The central power of the film lies in the sacrifice that the doctor makes to stay as a descent person no matter how much he will suffer. Mifune brings the weight through the intensity of his performance which is just incredible to watch through the way he redirects in an internal rather than an external fashion here. He conveys the passion of the doctor to do the right thing so powerfully. He makes this determination vivid and always remarkable particularly in his scenes where he is forced to openly discuss why he refuses to marry the woman he loves. Mifune is excellent in these scenes showing the pains and sorrow in his eyes well making it clear that he is repressing a ocean of emotions to keep himself together as he rejects happiness.

Mifune keeps his performance very much like a dormant volcano as, yet manages to pull out the emotional strength of each and every scene he appears in the film. He builds on this repression beautifully to one scene late in the film when he is pressured to talk about his true feelings and they finally come out full force. Mifune is magnificent in this scene. He absolutely earns the moment through the restraint shown before, as well as the fact his expression here is still reserved to a degree so it is fitting for the doctor. Mifune is absolutely heartbreaking in this scene as he portrays the full extent of the damage that the doctor has suffered. It is a very moving moment as we see a man who has never complained before about his lot finally truly open up.

This is a great performance by Mifune and it is especially stunning when compared to his later more flamboyant work. Mifune, like all of the greats, proves himself adept at both being expressive outwardly and inwardly. He proves himself capable of being just as compelling as a doctor with such a small scale human struggle as he was in an epic struggle between good and evil in the Seven Samurai. He makes the doctor an effective lead with a measured charm, and an appropriate passion that makes his struggle believable. This is a terrific performance that creates this low key struggle beautifully in his performance and manages to avoid the stilted quality so common in lesser melodramas.

7 comments:

nick wingerter said...

Great , I loved him. In my top 10 Favorite actors.

Michael Patison said...

What would your ranking of your favorite lead and supporting actors be now?

koook160 (Robert MacFarlane) said...

Again, 1963, High and Low. A fairly restrained and beautifully human performance from him.

RatedRStar said...

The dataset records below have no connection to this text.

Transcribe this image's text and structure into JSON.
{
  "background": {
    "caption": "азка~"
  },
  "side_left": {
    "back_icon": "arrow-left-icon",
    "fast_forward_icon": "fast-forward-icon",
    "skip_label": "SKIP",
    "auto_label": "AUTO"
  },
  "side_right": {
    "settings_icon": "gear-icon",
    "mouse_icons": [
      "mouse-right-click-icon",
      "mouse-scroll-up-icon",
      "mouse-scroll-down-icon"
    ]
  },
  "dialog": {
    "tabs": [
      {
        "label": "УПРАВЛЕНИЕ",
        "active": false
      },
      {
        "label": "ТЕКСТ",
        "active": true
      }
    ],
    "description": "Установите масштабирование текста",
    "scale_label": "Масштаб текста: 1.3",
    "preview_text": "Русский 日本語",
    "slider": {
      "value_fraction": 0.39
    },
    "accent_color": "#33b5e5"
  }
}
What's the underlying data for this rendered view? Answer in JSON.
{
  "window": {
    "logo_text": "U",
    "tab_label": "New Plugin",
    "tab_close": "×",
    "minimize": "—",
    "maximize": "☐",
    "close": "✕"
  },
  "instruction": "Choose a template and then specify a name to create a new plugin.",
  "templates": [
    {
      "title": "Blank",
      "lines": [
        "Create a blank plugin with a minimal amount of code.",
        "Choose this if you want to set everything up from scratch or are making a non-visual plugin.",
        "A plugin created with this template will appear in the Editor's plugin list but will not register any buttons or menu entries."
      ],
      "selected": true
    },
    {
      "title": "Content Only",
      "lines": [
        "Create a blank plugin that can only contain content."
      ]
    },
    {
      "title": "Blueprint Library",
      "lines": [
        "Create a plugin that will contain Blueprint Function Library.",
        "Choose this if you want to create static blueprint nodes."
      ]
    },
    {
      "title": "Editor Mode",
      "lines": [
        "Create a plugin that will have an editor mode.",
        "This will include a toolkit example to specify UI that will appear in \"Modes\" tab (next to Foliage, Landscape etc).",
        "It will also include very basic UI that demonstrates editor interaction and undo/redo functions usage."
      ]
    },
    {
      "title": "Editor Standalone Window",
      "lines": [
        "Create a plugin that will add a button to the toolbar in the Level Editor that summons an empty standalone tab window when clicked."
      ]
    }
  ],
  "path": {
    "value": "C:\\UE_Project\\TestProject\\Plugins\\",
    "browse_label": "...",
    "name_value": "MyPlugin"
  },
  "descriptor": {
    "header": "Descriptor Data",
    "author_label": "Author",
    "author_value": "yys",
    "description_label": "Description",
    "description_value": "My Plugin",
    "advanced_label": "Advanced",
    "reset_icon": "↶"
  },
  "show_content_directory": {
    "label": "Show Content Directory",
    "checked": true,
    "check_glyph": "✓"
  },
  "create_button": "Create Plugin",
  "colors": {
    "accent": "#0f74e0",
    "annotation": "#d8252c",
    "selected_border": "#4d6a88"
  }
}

ive got him on my ballot for 63 so im sure he ll get in again sometime, and why the heck did I pick James Cagney to win this when he is very limited to just gangsters and nothing else.

Louis Morgan said...

Michael: I don't want to come up with a new one just yet, I just know Mifune would be in it now. The reason is I want to see a few more key performances from actors I feel are on the cusp like Gary Oldman and Brendan Gleeson.

koook160: I'm sure I will find a place for him.

RatedRStar: Actually it looks he will be a likely nominee for several years to come.

Also don't be too hard on Cagney. He is a pretty consistent actor who does what he does very well, and actually he would probably make it pretty on high on a list of the best actors from the old Hollywood crowd.

RatedRStar said...

Cagney reminds me of Harrison Ford in that he is fine at what he does, but is only fine, never amazing or truly legendary, I feel there are others who deserve legend status that never got it in them days.

houndtang said...

Cagney I suppose had a fairly limited range but stars in those days didn't need wide ranges - they traded on their established personas and did what they did well. Another great role for him is Billy Wilder's One, Two, Three